### Dataset rows describing interfaces:
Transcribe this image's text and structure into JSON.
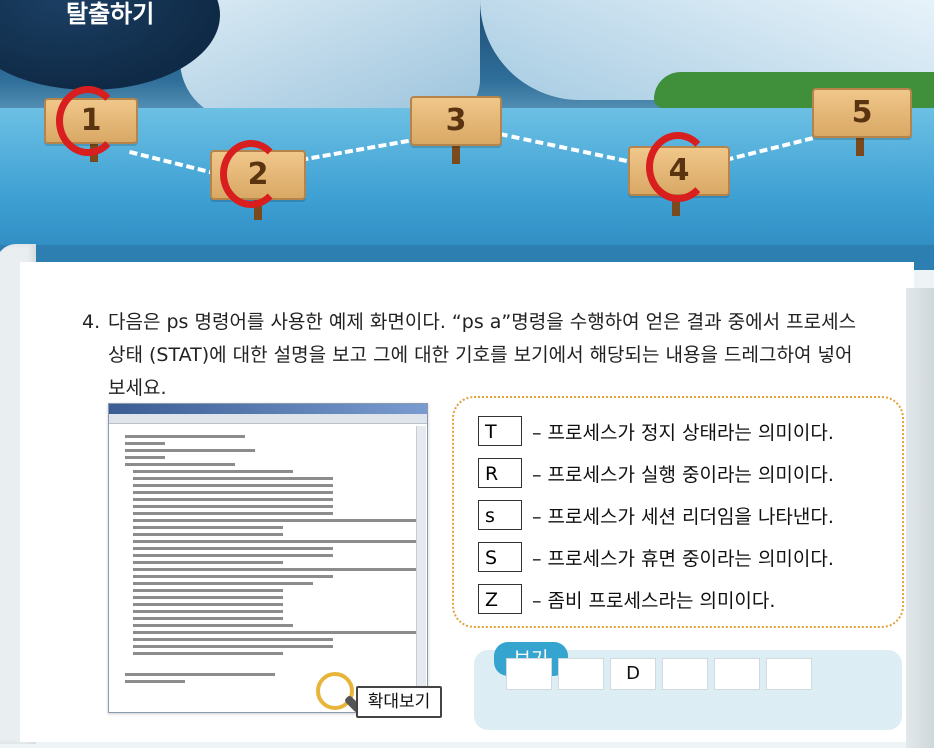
{
  "header": {
    "title": "탈출하기"
  },
  "signs": [
    "1",
    "2",
    "3",
    "4",
    "5"
  ],
  "question": {
    "number": "4.",
    "text": "다음은 ps 명령어를 사용한 예제 화면이다. “ps a”명령을 수행하여 얻은 결과 중에서 프로세스 상태 (STAT)에 대한 설명을 보고 그에 대한 기호를 보기에서 해당되는 내용을 드레그하여 넣어보세요."
  },
  "zoom_label": "확대보기",
  "answers": [
    {
      "symbol": "T",
      "text": "– 프로세스가 정지 상태라는 의미이다."
    },
    {
      "symbol": "R",
      "text": "– 프로세스가 실행 중이라는 의미이다."
    },
    {
      "symbol": "s",
      "text": "– 프로세스가 세션 리더임을 나타낸다."
    },
    {
      "symbol": "S",
      "text": "– 프로세스가 휴면 중이라는 의미이다."
    },
    {
      "symbol": "Z",
      "text": "– 좀비 프로세스라는 의미이다."
    }
  ],
  "choices": {
    "label": "보기",
    "items": [
      "",
      "",
      "D",
      "",
      "",
      ""
    ]
  },
  "colors": {
    "accent": "#35a4cf",
    "ring": "#d81e1e",
    "dotted_border": "#e2a23a"
  },
  "icons": {
    "zoom": "magnifier-icon"
  }
}
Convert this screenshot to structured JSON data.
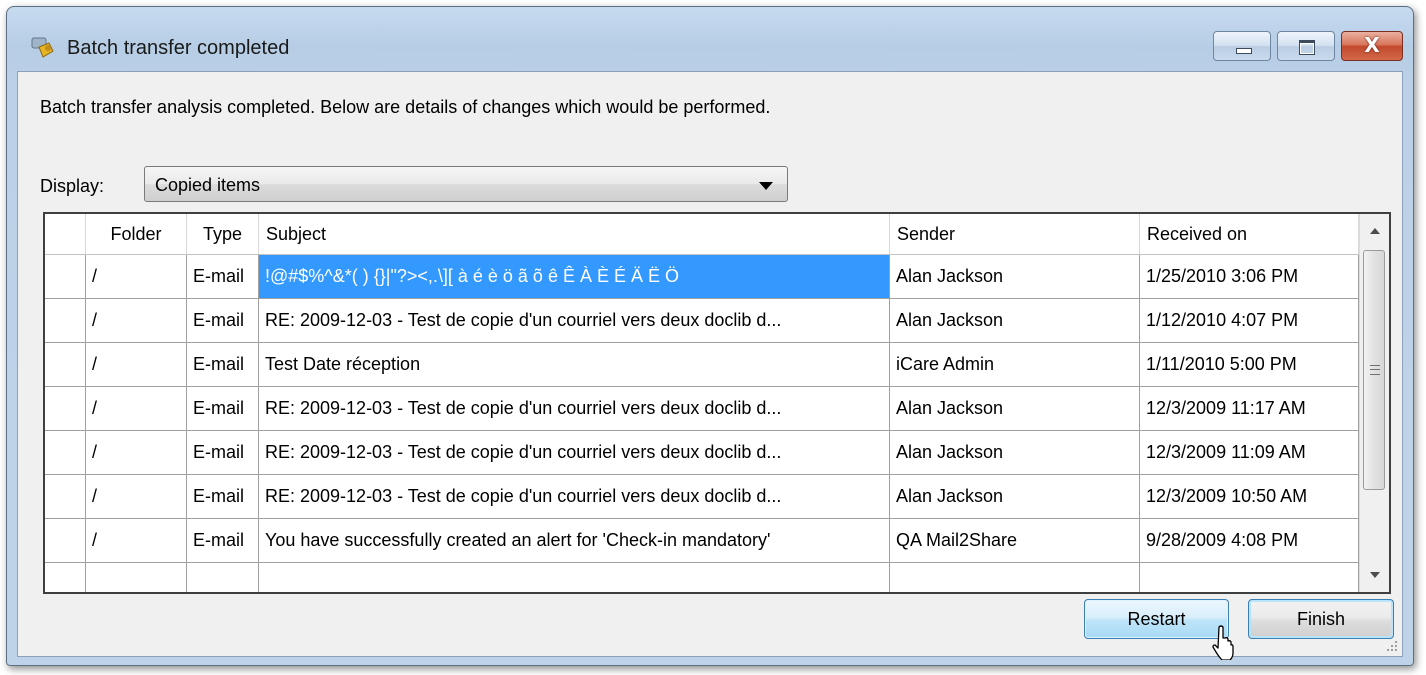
{
  "window": {
    "title": "Batch transfer completed",
    "caption_buttons": {
      "close_glyph": "X"
    }
  },
  "description": "Batch transfer analysis completed. Below are details of changes which would be performed.",
  "display": {
    "label": "Display:",
    "selected": "Copied items"
  },
  "grid": {
    "columns": [
      "Folder",
      "Type",
      "Subject",
      "Sender",
      "Received on"
    ],
    "rows": [
      {
        "folder": "/",
        "type": "E-mail",
        "subject": "!@#$%^&*( ) {}|\"?><,.\\][ à é è ö ã õ ê Ê À È É Ä Ë Ö",
        "sender": "Alan Jackson",
        "received": "1/25/2010 3:06 PM"
      },
      {
        "folder": "/",
        "type": "E-mail",
        "subject": "RE: 2009-12-03 - Test de copie d'un courriel vers deux doclib d...",
        "sender": "Alan Jackson",
        "received": "1/12/2010 4:07 PM"
      },
      {
        "folder": "/",
        "type": "E-mail",
        "subject": "Test Date réception",
        "sender": "iCare Admin",
        "received": "1/11/2010 5:00 PM"
      },
      {
        "folder": "/",
        "type": "E-mail",
        "subject": "RE: 2009-12-03 - Test de copie d'un courriel vers deux doclib d...",
        "sender": "Alan Jackson",
        "received": "12/3/2009 11:17 AM"
      },
      {
        "folder": "/",
        "type": "E-mail",
        "subject": "RE: 2009-12-03 - Test de copie d'un courriel vers deux doclib d...",
        "sender": "Alan Jackson",
        "received": "12/3/2009 11:09 AM"
      },
      {
        "folder": "/",
        "type": "E-mail",
        "subject": "RE: 2009-12-03 - Test de copie d'un courriel vers deux doclib d...",
        "sender": "Alan Jackson",
        "received": "12/3/2009 10:50 AM"
      },
      {
        "folder": "/",
        "type": "E-mail",
        "subject": "You have successfully created an alert for 'Check-in mandatory'",
        "sender": "QA Mail2Share",
        "received": "9/28/2009 4:08 PM"
      },
      {
        "folder": "",
        "type": "",
        "subject": "",
        "sender": "",
        "received": ""
      }
    ],
    "selected_cell": {
      "row": 0,
      "column": "subject",
      "color": "#3399ff"
    }
  },
  "buttons": {
    "restart": "Restart",
    "finish": "Finish"
  }
}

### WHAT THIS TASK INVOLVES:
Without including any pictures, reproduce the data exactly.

### WRITTEN RESPONSE:
Transcribe this image's text and structure into JSON.
{
  "header": {
    "title": "탈출하기"
  },
  "signs": [
    "1",
    "2",
    "3",
    "4",
    "5"
  ],
  "question": {
    "number": "4.",
    "text": "다음은 ps 명령어를 사용한 예제 화면이다. “ps a”명령을 수행하여 얻은 결과 중에서 프로세스 상태 (STAT)에 대한 설명을 보고 그에 대한 기호를 보기에서 해당되는 내용을 드레그하여 넣어보세요."
  },
  "zoom_label": "확대보기",
  "answers": [
    {
      "symbol": "T",
      "text": "– 프로세스가 정지 상태라는 의미이다."
    },
    {
      "symbol": "R",
      "text": "– 프로세스가 실행 중이라는 의미이다."
    },
    {
      "symbol": "s",
      "text": "– 프로세스가 세션 리더임을 나타낸다."
    },
    {
      "symbol": "S",
      "text": "– 프로세스가 휴면 중이라는 의미이다."
    },
    {
      "symbol": "Z",
      "text": "– 좀비 프로세스라는 의미이다."
    }
  ],
  "choices": {
    "label": "보기",
    "items": [
      "",
      "",
      "D",
      "",
      "",
      ""
    ]
  },
  "colors": {
    "accent": "#35a4cf",
    "ring": "#d81e1e",
    "dotted_border": "#e2a23a"
  },
  "icons": {
    "zoom": "magnifier-icon"
  }
}
Convert this screenshot to structured JSON data.
{
  "window": {
    "title": "Batch transfer completed",
    "caption_buttons": {
      "close_glyph": "X"
    }
  },
  "description": "Batch transfer analysis completed. Below are details of changes which would be performed.",
  "display": {
    "label": "Display:",
    "selected": "Copied items"
  },
  "grid": {
    "columns": [
      "Folder",
      "Type",
      "Subject",
      "Sender",
      "Received on"
    ],
    "rows": [
      {
        "folder": "/",
        "type": "E-mail",
        "subject": "!@#$%^&*( ) {}|\"?><,.\\][ à é è ö ã õ ê Ê À È É Ä Ë Ö",
        "sender": "Alan Jackson",
        "received": "1/25/2010 3:06 PM"
      },
      {
        "folder": "/",
        "type": "E-mail",
        "subject": "RE: 2009-12-03 - Test de copie d'un courriel vers deux doclib d...",
        "sender": "Alan Jackson",
        "received": "1/12/2010 4:07 PM"
      },
      {
        "folder": "/",
        "type": "E-mail",
        "subject": "Test Date réception",
        "sender": "iCare Admin",
        "received": "1/11/2010 5:00 PM"
      },
      {
        "folder": "/",
        "type": "E-mail",
        "subject": "RE: 2009-12-03 - Test de copie d'un courriel vers deux doclib d...",
        "sender": "Alan Jackson",
        "received": "12/3/2009 11:17 AM"
      },
      {
        "folder": "/",
        "type": "E-mail",
        "subject": "RE: 2009-12-03 - Test de copie d'un courriel vers deux doclib d...",
        "sender": "Alan Jackson",
        "received": "12/3/2009 11:09 AM"
      },
      {
        "folder": "/",
        "type": "E-mail",
        "subject": "RE: 2009-12-03 - Test de copie d'un courriel vers deux doclib d...",
        "sender": "Alan Jackson",
        "received": "12/3/2009 10:50 AM"
      },
      {
        "folder": "/",
        "type": "E-mail",
        "subject": "You have successfully created an alert for 'Check-in mandatory'",
        "sender": "QA Mail2Share",
        "received": "9/28/2009 4:08 PM"
      },
      {
        "folder": "",
        "type": "",
        "subject": "",
        "sender": "",
        "received": ""
      }
    ],
    "selected_cell": {
      "row": 0,
      "column": "subject",
      "color": "#3399ff"
    }
  },
  "buttons": {
    "restart": "Restart",
    "finish": "Finish"
  }
}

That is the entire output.